© 2024 KOSU
Play Live Radio
Next Up:
0:00 0:00
Available On Air Stations

High manganese levels turned its water yellow, but Altus officials say it's still safe to drink

A view of a large body of water between two leafy trees. Land is visible on the opposite side of the reservoir, and it features utility poles, trees and one building. A few small mountains are visible in the distance against a sky that's cloudy and pink-tinged.
Staff Sgt. Nathanael Callon
U.S. Air Force
Altus gets its drinking water from Tom Steed Reservoir near Lawton.

Altus residents may have noticed yellow water coming from their taps yesterday. The city says that’s due to higher-than-normal manganese levels in the water thanks to a lake turnover at Tom Steed Reservoir.

Debbie Vogt, who lives in Altus, said she noticed her water was a brown-ish yellow when she went to brush her teeth Wednesday morning. She opted not to find out how it tasted, but the City of Altus said in a Facebook post that the flavor and smell may be unpleasant.

Altus gets its water from Tom Steed Reservoir near Lawton. Chris Riffle, the communications and special projects director for the city, said the reservoir is turning over, leading to higher manganese levels near the lake bed. The reservoir operators have started drawing from the top instead, but it’s taking that water about two days to travel through 25 miles of pipe from the reservoir to the city.

Manganese is a heavy metal. People need small amounts of manganese for normal brain and nerve function, but it can cause health problems at very high levels over long periods of time.

A closeup of a pink hand holding a test tube about half-full of dull yellow water.
Wikimedia commons
Manganese can make water appear yellow-ish or brown-ish.
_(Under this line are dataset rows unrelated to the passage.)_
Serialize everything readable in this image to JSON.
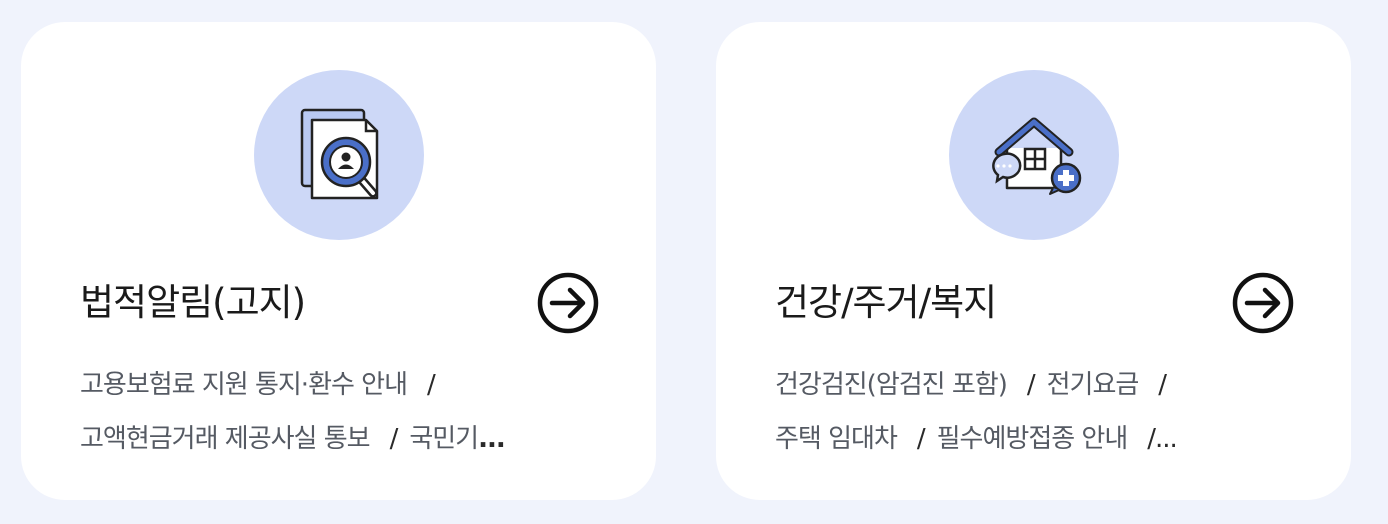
{
  "cards": [
    {
      "title": "법적알림(고지)",
      "icon": "document-search-icon",
      "lines": [
        [
          "고용보험료 지원 통지·환수 안내",
          "/"
        ],
        [
          "고액현금거래 제공사실 통보",
          "/",
          "국민기",
          "..."
        ]
      ]
    },
    {
      "title": "건강/주거/복지",
      "icon": "house-care-icon",
      "lines": [
        [
          "건강검진(암검진 포함)",
          "/",
          "전기요금",
          "/"
        ],
        [
          "주택 임대차",
          "/",
          "필수예방접종 안내",
          "/..."
        ]
      ]
    }
  ],
  "colors": {
    "background": "#f0f3fc",
    "card": "#ffffff",
    "icon_circle": "#cdd8f7",
    "accent": "#4a6fc8"
  }
}
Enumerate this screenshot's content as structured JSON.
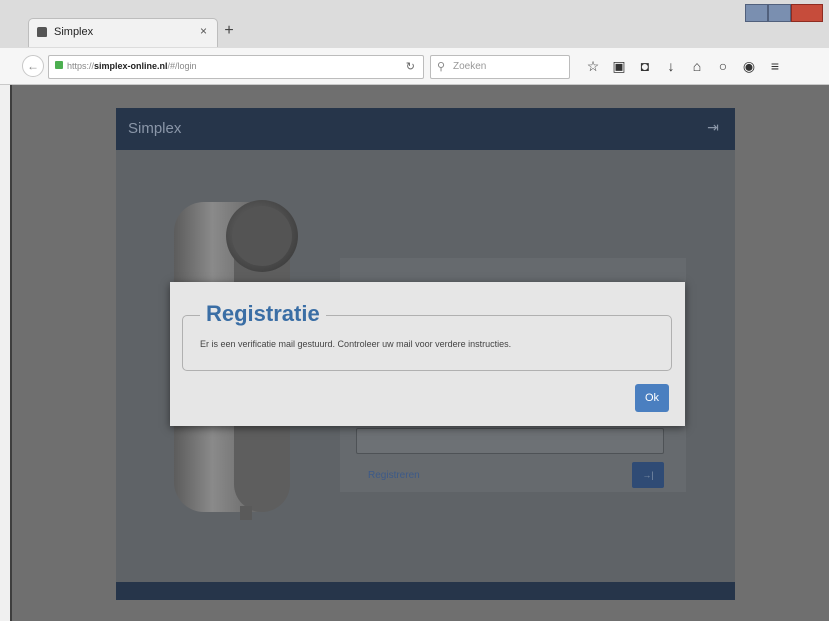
{
  "browser": {
    "tab_title": "Simplex",
    "tab_close": "×",
    "new_tab": "+",
    "url_prefix": "https://",
    "url_domain": "simplex-online.nl",
    "url_path": "/#/login",
    "search_placeholder": "Zoeken",
    "icons": [
      "star-icon",
      "clipboard-icon",
      "pocket-icon",
      "download-icon",
      "home-icon",
      "chat-icon",
      "extension-icon",
      "menu-icon"
    ]
  },
  "app": {
    "title": "Simplex",
    "register_label": "Registreren"
  },
  "modal": {
    "title": "Registratie",
    "message": "Er is een verificatie mail gestuurd. Controleer uw mail voor verdere instructies.",
    "ok_label": "Ok"
  },
  "colors": {
    "header": "#26354a",
    "accent": "#3a6ea5",
    "ok_button": "#4a7fc0"
  }
}
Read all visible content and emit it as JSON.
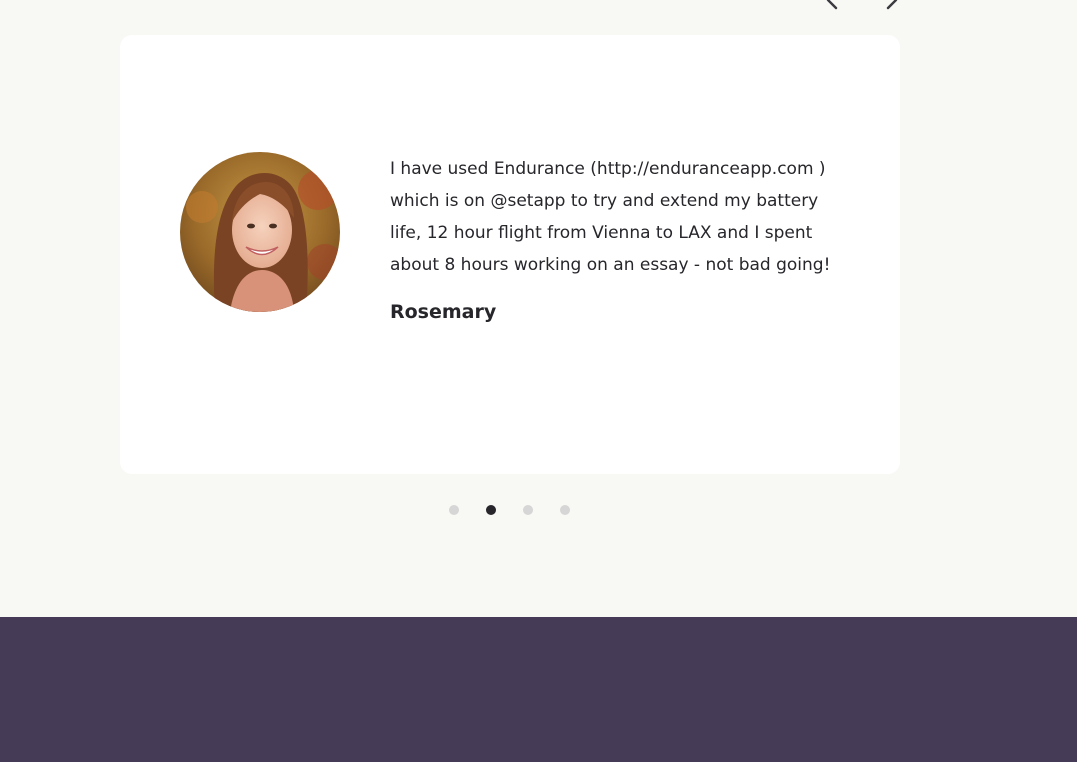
{
  "carousel": {
    "prev_icon": "chevron-left-icon",
    "next_icon": "chevron-right-icon",
    "arrow_color": "#3a3a3f",
    "slide_count": 4,
    "active_slide": 2
  },
  "testimonial": {
    "quote": "I have used Endurance (http://enduranceapp.com ) which is on @setapp to try and extend my battery life, 12 hour flight from Vienna to LAX and I spent about 8 hours working on an essay - not bad going!",
    "author": "Rosemary"
  },
  "colors": {
    "page_background": "#f8f8f5",
    "card_background": "#ffffff",
    "text": "#26262b",
    "dot_active": "#26262b",
    "dot_inactive": "#d6d6d6",
    "cta_background": "#453b56"
  }
}
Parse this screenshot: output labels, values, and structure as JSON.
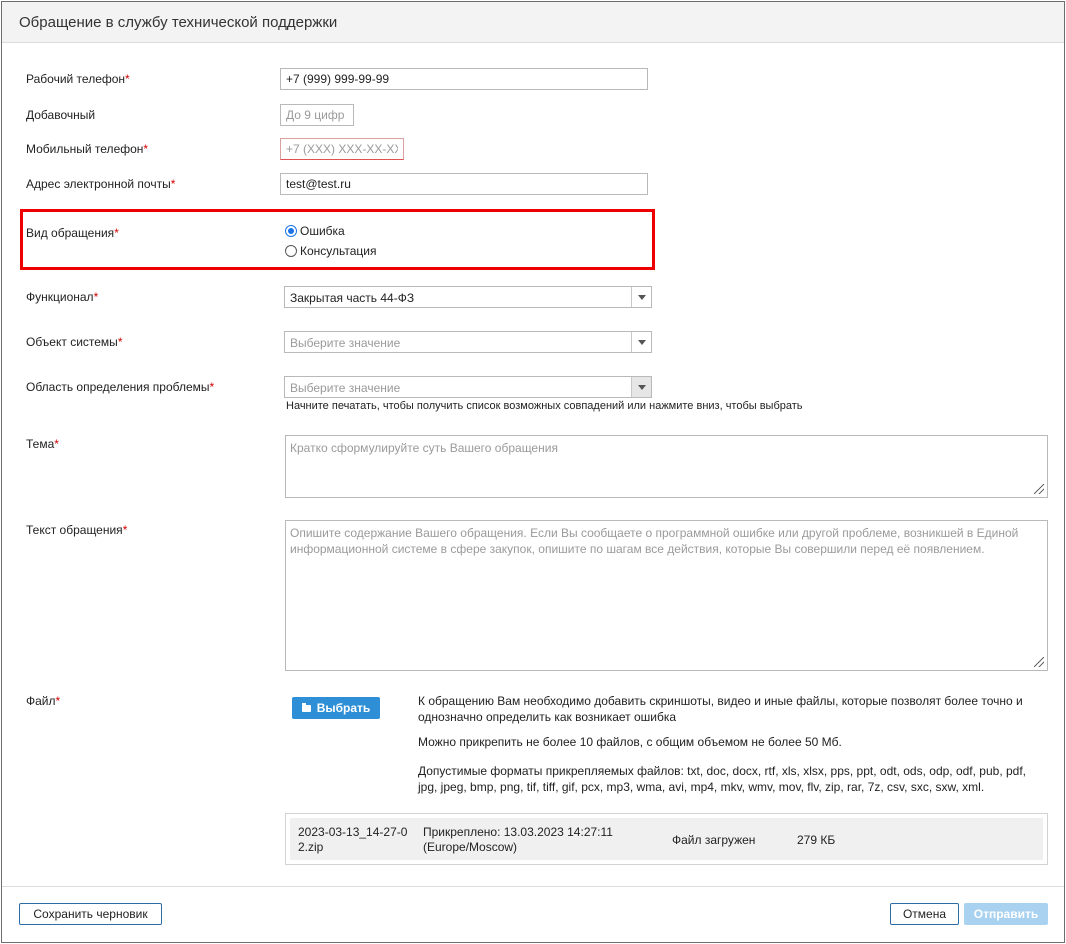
{
  "dialog": {
    "title": "Обращение в службу технической поддержки"
  },
  "fields": {
    "work_phone": {
      "label": "Рабочий телефон",
      "value": "+7 (999) 999-99-99"
    },
    "extension": {
      "label": "Добавочный",
      "placeholder": "До 9 цифр"
    },
    "mobile_phone": {
      "label": "Мобильный телефон",
      "placeholder": "+7 (XXX) XXX-XX-XX"
    },
    "email": {
      "label": "Адрес электронной почты",
      "value": "test@test.ru"
    },
    "request_type": {
      "label": "Вид обращения",
      "options": [
        "Ошибка",
        "Консультация"
      ],
      "selected": "Ошибка"
    },
    "functional": {
      "label": "Функционал",
      "value": "Закрытая часть 44-ФЗ"
    },
    "system_object": {
      "label": "Объект системы",
      "placeholder": "Выберите значение"
    },
    "problem_area": {
      "label": "Область определения проблемы",
      "placeholder": "Выберите значение",
      "hint": "Начните печатать, чтобы получить список возможных совпадений или нажмите вниз, чтобы выбрать"
    },
    "subject": {
      "label": "Тема",
      "placeholder": "Кратко сформулируйте суть Вашего обращения"
    },
    "message": {
      "label": "Текст обращения",
      "placeholder": "Опишите содержание Вашего обращения. Если Вы сообщаете о программной ошибке или другой проблеме, возникшей в Единой информационной системе в сфере закупок, опишите по шагам все действия, которые Вы совершили перед её появлением."
    },
    "file": {
      "label": "Файл",
      "button_label": "Выбрать",
      "info_1": "К обращению Вам необходимо добавить скриншоты, видео и иные файлы, которые позволят более точно и однозначно определить как возникает ошибка",
      "info_2": "Можно прикрепить не более 10 файлов, с общим объемом не более 50 Мб.",
      "info_3": "Допустимые форматы прикрепляемых файлов: txt, doc, docx, rtf, xls, xlsx, pps, ppt, odt, ods, odp, odf, pub, pdf, jpg, jpeg, bmp, png, tif, tiff, gif, pcx, mp3, wma, avi, mp4, mkv, wmv, mov, flv, zip, rar, 7z, csv, sxc, sxw, xml."
    },
    "attached": {
      "name_line1": "2023-03-13_14-27-0",
      "name_line2": "2.zip",
      "attached_line1": "Прикреплено: 13.03.2023 14:27:11",
      "attached_line2": "(Europe/Moscow)",
      "status": "Файл загружен",
      "size": "279 КБ"
    }
  },
  "required_mark": "*",
  "footer": {
    "save_draft": "Сохранить черновик",
    "cancel": "Отмена",
    "submit": "Отправить"
  },
  "colors": {
    "highlight": "#ee0000",
    "primary": "#2e8fd6",
    "required": "#d40000"
  }
}
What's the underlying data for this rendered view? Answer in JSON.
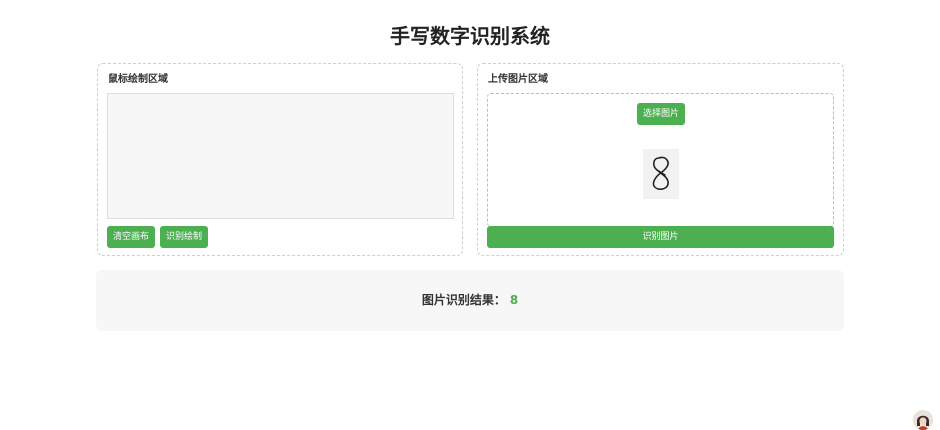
{
  "page": {
    "title": "手写数字识别系统"
  },
  "draw_panel": {
    "heading": "鼠标绘制区域",
    "clear_button": "清空画布",
    "recognize_button": "识别绘制"
  },
  "upload_panel": {
    "heading": "上传图片区域",
    "choose_button": "选择图片",
    "recognize_button": "识别图片",
    "preview_icon": "handwritten-digit-8"
  },
  "result": {
    "label": "图片识别结果：",
    "value": "8"
  },
  "colors": {
    "accent": "#4caf50",
    "panel_bg": "#f7f7f7"
  }
}
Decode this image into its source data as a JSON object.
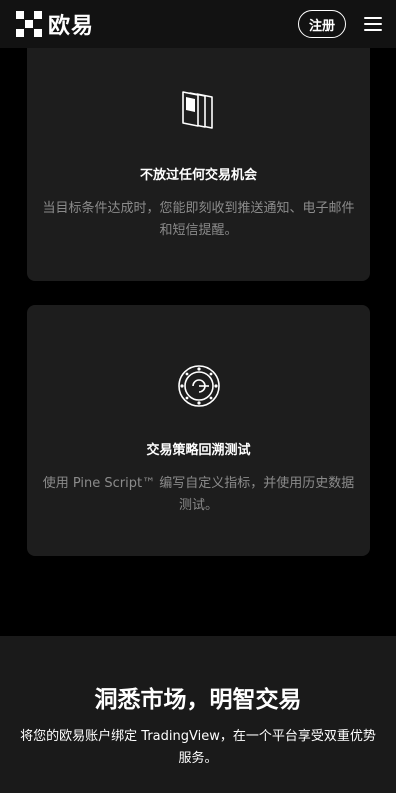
{
  "header": {
    "brand": "欧易",
    "register_label": "注册"
  },
  "cards": [
    {
      "icon": "stacked-cards-icon",
      "title": "不放过任何交易机会",
      "description": "当目标条件达成时，您能即刻收到推送通知、电子邮件和短信提醒。"
    },
    {
      "icon": "backtest-target-icon",
      "title": "交易策略回溯测试",
      "description": "使用 Pine Script™ 编写自定义指标，并使用历史数据测试。"
    }
  ],
  "promo": {
    "title": "洞悉市场，明智交易",
    "description": "将您的欧易账户绑定 TradingView，在一个平台享受双重优势服务。"
  },
  "colors": {
    "page_background": "#000000",
    "header_background": "#121212",
    "card_background": "#1d1d1d",
    "muted_text": "#8b8b8b"
  }
}
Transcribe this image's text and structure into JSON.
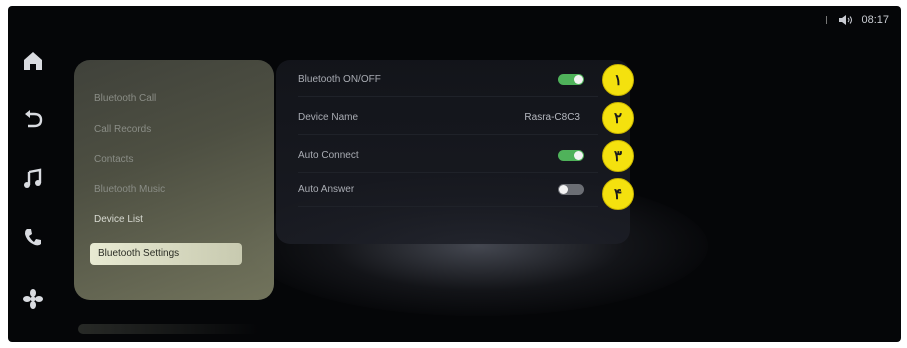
{
  "status_bar": {
    "time": "08:17"
  },
  "rail": {
    "icons": [
      "home-icon",
      "back-icon",
      "music-icon",
      "phone-icon",
      "fan-icon"
    ]
  },
  "submenu": {
    "items": [
      {
        "label": "Bluetooth Call"
      },
      {
        "label": "Call Records"
      },
      {
        "label": "Contacts"
      },
      {
        "label": "Bluetooth Music"
      },
      {
        "label": "Device List"
      },
      {
        "label": "Bluetooth Settings"
      }
    ],
    "selected_index": 5
  },
  "settings": {
    "rows": [
      {
        "label": "Bluetooth ON/OFF",
        "type": "toggle",
        "state": "on"
      },
      {
        "label": "Device Name",
        "type": "value",
        "value": "Rasra-C8C3"
      },
      {
        "label": "Auto Connect",
        "type": "toggle",
        "state": "on"
      },
      {
        "label": "Auto Answer",
        "type": "toggle",
        "state": "off"
      }
    ]
  },
  "markers": [
    "۱",
    "۲",
    "۳",
    "۴"
  ],
  "colors": {
    "toggle_on": "#4fb25a",
    "toggle_off": "#6b6e74",
    "marker": "#f4e10e"
  }
}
On Wednesday, the city measured 0.28 milligrams of manganese per liter of water at their treatment plant, which is about seven times the normal level. It’s also just below the Environmental Protection Agency’s advisory limit of 0.30 milligrams per liter. The EPA considers anything below that level safe to drink, even over long periods of time. But just 0.05 milligrams per liter can affect water’s appearance, odor and taste.

Riffle said the levels in Altus’ water aren’t dangerous, especially since the city addressed the problem quickly.

“At no time did anything indicate a risk to public safety,” he said. “It was really just to the point of having some yellowy, browny, smelly water compared to what people normally see.”

Still, Vogt said she’s sticking with bottled water until the tap water clears up, although she said she’d seen improvements by Wednesday evening.

Riffle confirmed that manganese levels are already coming down and should be back to normal Thursday or Friday. On Thursday morning, the water at the city’s treatment plant only contained twice as much manganese as it usually does.

“We've learned a little bit about more about what caused this,” Riffle said, adding that he hopes that will allow the city to improve its responses to lake turnover in the future.

* indicates required

Graycen Wheeler is a reporter covering water issues at KOSU as a corps member with Report for America.
KOSU is nonprofit and independent. We rely on readers like you to support the local, national, and international coverage on this website. Your support makes this news available to everyone.

Give today. A monthly donation of $5 makes a real difference.
Related Content